UBC Theses and Dissertations

UBC Theses Logo

UBC Theses and Dissertations

Social security and saving rates : a cohort analysis using Italian data Biagi, Federico


Like other industrialized countries, Italy has recently experienced a substantial decrease in the fraction of total income saved by the private sector. Working with a repeated series of cross sections (Bank of Italy "Survey on Household Income and Wealth" for the period 1984-1995), this thesis verifies to which extent Social Security can explain the drop in aggregate saving rates observed in Italy after the mid 1980's. Since Social Security wealth is a cohort dependent variable and given the nature of our data, we generate a quasi-panel dataset by creating synthetic cohort measures (in terms of age, sector and education) for all the relevant variables, focusing on individuals between the ages of 20 and 60. Previous studies have tried to link savings and Social Security but very rarely they have specified a structural model where the estimated coefficients can be unambiguously interpreted. We reach such an objective using the simplest consumption model (finite lives, no uncertainty, perfect capital markets and selfish agents), whose implications are that-for given expectations on the Social Security regime-cohort consumption rates are an increasing function of their Social Security wealth to Permanent Income ratios We test our model under different assumptions on the expected prevailing regime (in 1992 Italy experienced a first reform of Social Security that affected the generosity of benefits for private and public sector workers and raised retirement age for the former group) and we find that only under the perfect foresight hypothesis and only for private sector workers, log consumption rates are positively and significantly correlated with Social Security wealth to Permanent Income ratios. This result, far away from reflecting an increasing generosity of Social Security, is due to the raise in retirement age introduced by the 1992 reform. We conclude that Social Security can be held responsible for declining saving rates only for the private sector and only when we consider retirement age provision, and hence that there likely are other common factors that drive the aggregate result. We investigate the role of bequests and we find that wealth allocation within the household could be responsible for the observed rise in consumption rates.

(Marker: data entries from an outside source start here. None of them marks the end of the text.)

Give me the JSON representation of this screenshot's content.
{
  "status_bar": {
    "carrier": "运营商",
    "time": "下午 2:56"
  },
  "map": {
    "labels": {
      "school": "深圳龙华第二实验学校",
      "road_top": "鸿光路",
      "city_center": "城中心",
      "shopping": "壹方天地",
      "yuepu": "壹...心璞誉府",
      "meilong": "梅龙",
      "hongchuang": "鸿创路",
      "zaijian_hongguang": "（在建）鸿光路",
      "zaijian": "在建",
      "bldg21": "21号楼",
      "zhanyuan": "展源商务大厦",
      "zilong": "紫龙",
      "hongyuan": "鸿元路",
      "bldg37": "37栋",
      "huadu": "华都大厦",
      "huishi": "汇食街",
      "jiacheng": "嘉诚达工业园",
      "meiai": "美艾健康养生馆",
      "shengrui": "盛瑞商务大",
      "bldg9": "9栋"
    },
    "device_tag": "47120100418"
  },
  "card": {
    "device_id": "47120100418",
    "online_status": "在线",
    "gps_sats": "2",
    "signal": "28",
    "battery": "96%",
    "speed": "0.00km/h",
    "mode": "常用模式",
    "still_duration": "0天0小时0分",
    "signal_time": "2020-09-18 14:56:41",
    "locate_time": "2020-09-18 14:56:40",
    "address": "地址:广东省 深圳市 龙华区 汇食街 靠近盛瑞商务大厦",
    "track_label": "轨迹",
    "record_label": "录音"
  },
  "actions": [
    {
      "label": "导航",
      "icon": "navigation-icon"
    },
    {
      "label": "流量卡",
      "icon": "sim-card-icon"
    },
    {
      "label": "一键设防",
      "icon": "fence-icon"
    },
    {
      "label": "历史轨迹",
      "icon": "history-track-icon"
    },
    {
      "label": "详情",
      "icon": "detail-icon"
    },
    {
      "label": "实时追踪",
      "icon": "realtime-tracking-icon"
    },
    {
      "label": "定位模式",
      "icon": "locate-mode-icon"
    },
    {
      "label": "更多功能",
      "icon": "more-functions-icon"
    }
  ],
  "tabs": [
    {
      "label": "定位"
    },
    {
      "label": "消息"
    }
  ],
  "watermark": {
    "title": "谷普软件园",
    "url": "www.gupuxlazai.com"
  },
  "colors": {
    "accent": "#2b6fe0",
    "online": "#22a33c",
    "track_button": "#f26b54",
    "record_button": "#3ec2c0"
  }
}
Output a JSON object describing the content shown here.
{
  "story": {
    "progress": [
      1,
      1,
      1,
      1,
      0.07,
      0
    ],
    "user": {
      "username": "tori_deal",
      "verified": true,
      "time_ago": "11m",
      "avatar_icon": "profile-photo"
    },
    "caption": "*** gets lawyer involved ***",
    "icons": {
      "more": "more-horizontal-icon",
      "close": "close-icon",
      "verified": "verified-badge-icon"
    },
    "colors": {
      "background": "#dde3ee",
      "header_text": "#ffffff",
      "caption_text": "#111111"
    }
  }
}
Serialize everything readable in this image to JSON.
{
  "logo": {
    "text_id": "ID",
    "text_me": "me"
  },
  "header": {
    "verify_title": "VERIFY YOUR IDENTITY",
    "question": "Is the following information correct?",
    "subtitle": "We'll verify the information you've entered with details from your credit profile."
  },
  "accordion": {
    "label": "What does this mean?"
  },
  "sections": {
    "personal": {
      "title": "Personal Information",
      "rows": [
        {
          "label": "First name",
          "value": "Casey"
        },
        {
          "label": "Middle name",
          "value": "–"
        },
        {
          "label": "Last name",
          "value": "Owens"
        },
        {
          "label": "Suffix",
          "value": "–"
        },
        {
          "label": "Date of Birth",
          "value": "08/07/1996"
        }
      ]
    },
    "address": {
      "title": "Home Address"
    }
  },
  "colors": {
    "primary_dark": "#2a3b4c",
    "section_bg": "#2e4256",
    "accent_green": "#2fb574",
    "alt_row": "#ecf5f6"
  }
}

Item Media

Item Citations and Data


For non-commercial purposes only, such as research, private study and education. Additional conditions apply, see Terms of Use https://open.library.ubc.ca/terms_of_use.

Usage Statistics